Method: The model involved a simulation of diabetes, primary CHD, and secondary CHD events in men and women having the baseline characteristics of patients enrolled in the CATIE randomized double-blinded effectiveness trial of olanzapine, risperidone, quetiapine, and ziprasidone. The simulation and all statistical analyses were written in the R-statistical programming language. Annual, 1-way transition probabilities for primary and secondary CHD events were estimated from the Framingham Heart Study risk equations and that for diabetes from the National Nurse Health study. Change in metabolic parameters (LDL, HDL, Triglycerides, Systolic Blood Pressure, and BMI) was set equal to the mean, exposure adjusted change observed in CATIE and was simulated with 10,000 replications from multivariate log-normal distributions. Risks for each atypical antipsychotic included in CATIE were quantified using relative risk (RR) and number needed to harm (NNH). The reference group for relative risk was ziprasidone, the lowest risk atypical.
Results: Olanzapine substantially elevated risk for diabetes among men (RR=1.26, NNH=24) and women (RR = 1.09, NNH=62). Olanzapine also increased risk for CHD in men (RR = 1.08, NNH=144) and women (RR=1.12, NNH=257). Quetiapine increased risk for diabetes in men (RR=1.09, NNH=93) and women (RR=1.03, NNH=224) and CHD in men (RR =1.06,NNH=197) and women (RR=1.09, NNH=442). Risperidone increased risk moderately for diabetes and CHD although only for men. Ziprasidone did not increase risk for diabetes or CHD.
Relative risk for myocardial infarction (MI) within 10-years was elevated for olanzapine (RR=1.26-1.33), quetiapine (RR=1.14-1.26), and risperidone in men (RR=1.07) but not for ziprasidone (RR=.95-.87).
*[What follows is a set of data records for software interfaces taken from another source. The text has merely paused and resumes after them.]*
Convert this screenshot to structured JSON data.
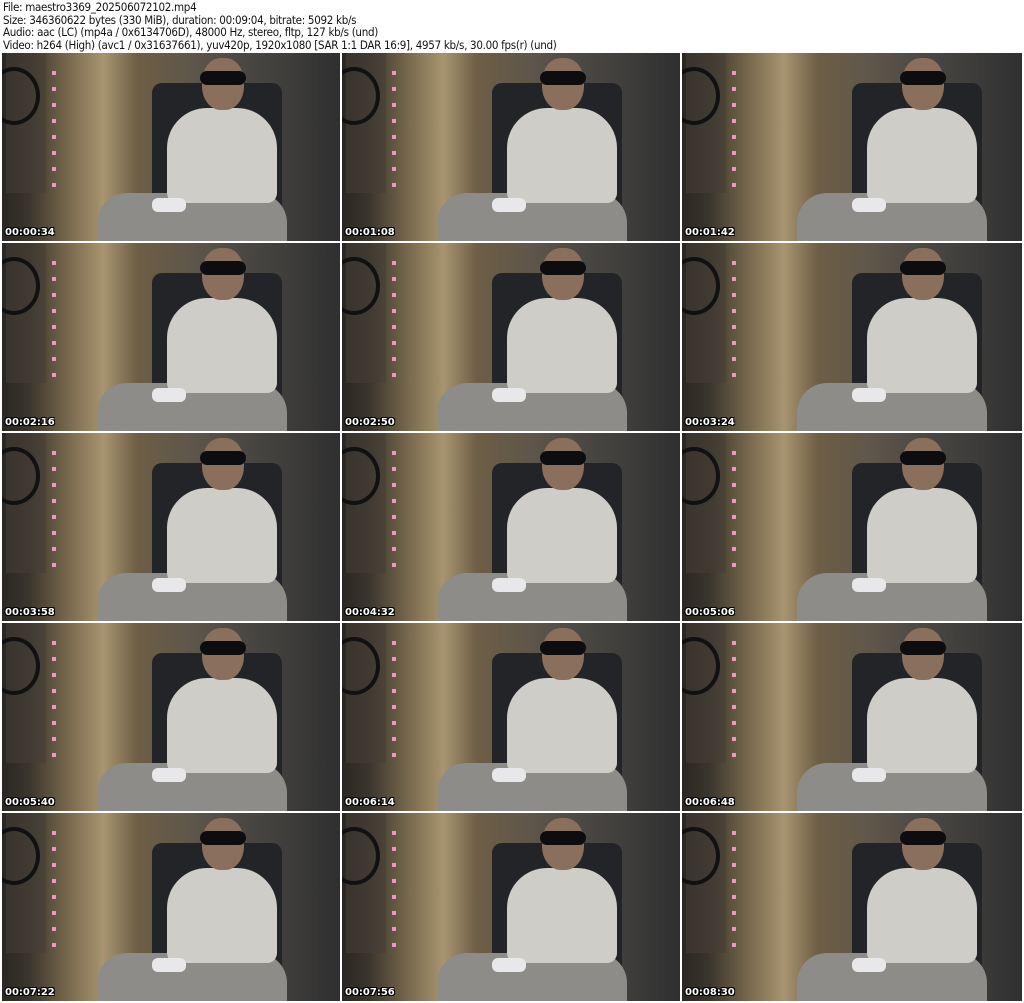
{
  "header": {
    "file": "File: maestro3369_202506072102.mp4",
    "size": "Size: 346360622 bytes (330 MiB), duration: 00:09:04, bitrate: 5092 kb/s",
    "audio": "Audio: aac (LC) (mp4a / 0x6134706D), 48000 Hz, stereo, fltp, 127 kb/s (und)",
    "video": "Video: h264 (High) (avc1 / 0x31637661), yuv420p, 1920x1080 [SAR 1:1 DAR 16:9], 4957 kb/s, 30.00 fps(r) (und)"
  },
  "thumbnails": [
    {
      "timestamp": "00:00:34"
    },
    {
      "timestamp": "00:01:08"
    },
    {
      "timestamp": "00:01:42"
    },
    {
      "timestamp": "00:02:16"
    },
    {
      "timestamp": "00:02:50"
    },
    {
      "timestamp": "00:03:24"
    },
    {
      "timestamp": "00:03:58"
    },
    {
      "timestamp": "00:04:32"
    },
    {
      "timestamp": "00:05:06"
    },
    {
      "timestamp": "00:05:40"
    },
    {
      "timestamp": "00:06:14"
    },
    {
      "timestamp": "00:06:48"
    },
    {
      "timestamp": "00:07:22"
    },
    {
      "timestamp": "00:07:56"
    },
    {
      "timestamp": "00:08:30"
    }
  ]
}
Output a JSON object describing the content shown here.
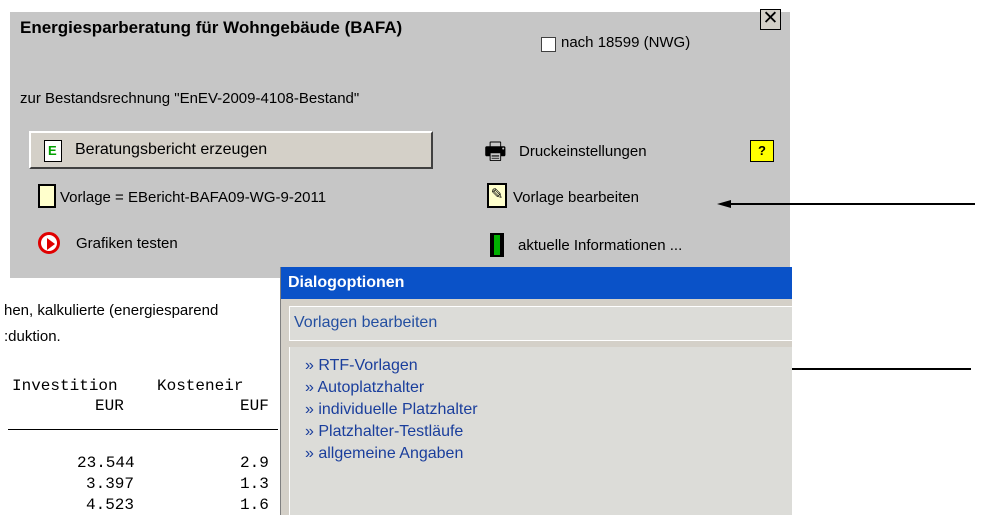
{
  "dialog": {
    "title": "Energiesparberatung für Wohngebäude (BAFA)",
    "close_glyph": "✕",
    "nwg_checkbox_label": "nach 18599 (NWG)",
    "nwg_checked": false,
    "subtitle": "zur Bestandsrechnung \"EnEV-2009-4108-Bestand\"",
    "report_button_label": "Beratungsbericht erzeugen",
    "print_settings_label": "Druckeinstellungen",
    "template_label": "Vorlage = EBericht-BAFA09-WG-9-2011",
    "edit_template_label": "Vorlage bearbeiten",
    "test_graphics_label": "Grafiken testen",
    "info_label": "aktuelle Informationen ..."
  },
  "background": {
    "line1": "hen, kalkulierte (energiesparend",
    "line2": ":duktion.",
    "col1_header1": "Investition",
    "col1_header2": "EUR",
    "col2_header1": "Kosteneir",
    "col2_header2": "EUF",
    "rows": [
      {
        "c1": "23.544",
        "c2": "2.9"
      },
      {
        "c1": "3.397",
        "c2": "1.3"
      },
      {
        "c1": "4.523",
        "c2": "1.6"
      }
    ]
  },
  "overlay": {
    "title": "Dialogoptionen",
    "section": "Vorlagen bearbeiten",
    "items": [
      "» RTF-Vorlagen",
      "» Autoplatzhalter",
      "» individuelle Platzhalter",
      "» Platzhalter-Testläufe",
      "» allgemeine Angaben"
    ]
  },
  "icons": [
    "report-icon",
    "printer-icon",
    "help-book-icon",
    "document-icon",
    "edit-document-icon",
    "chart-icon",
    "info-icon",
    "arrow-left-icon"
  ]
}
Conclusions: Metabolic changes observed in the CATIE study following atypical antipsychotric treatment are sufficiently large to have patient safety implications. Results are consistent with the ADA/APA consensus statement regarding the safety profiles of atypical antipsychotics and are consistent with a previously published study using baseline CATIE study metabolic parameters to predict CHD risk.1
1. Goff DC, Sullivan LM, McEvoy JP, et al. A comparison of ten-year cardiac risk estimates in schizophrenia patients from the CATIE study and matched controls. Schizophr Res 2005 Dec 1;80(1):45-53.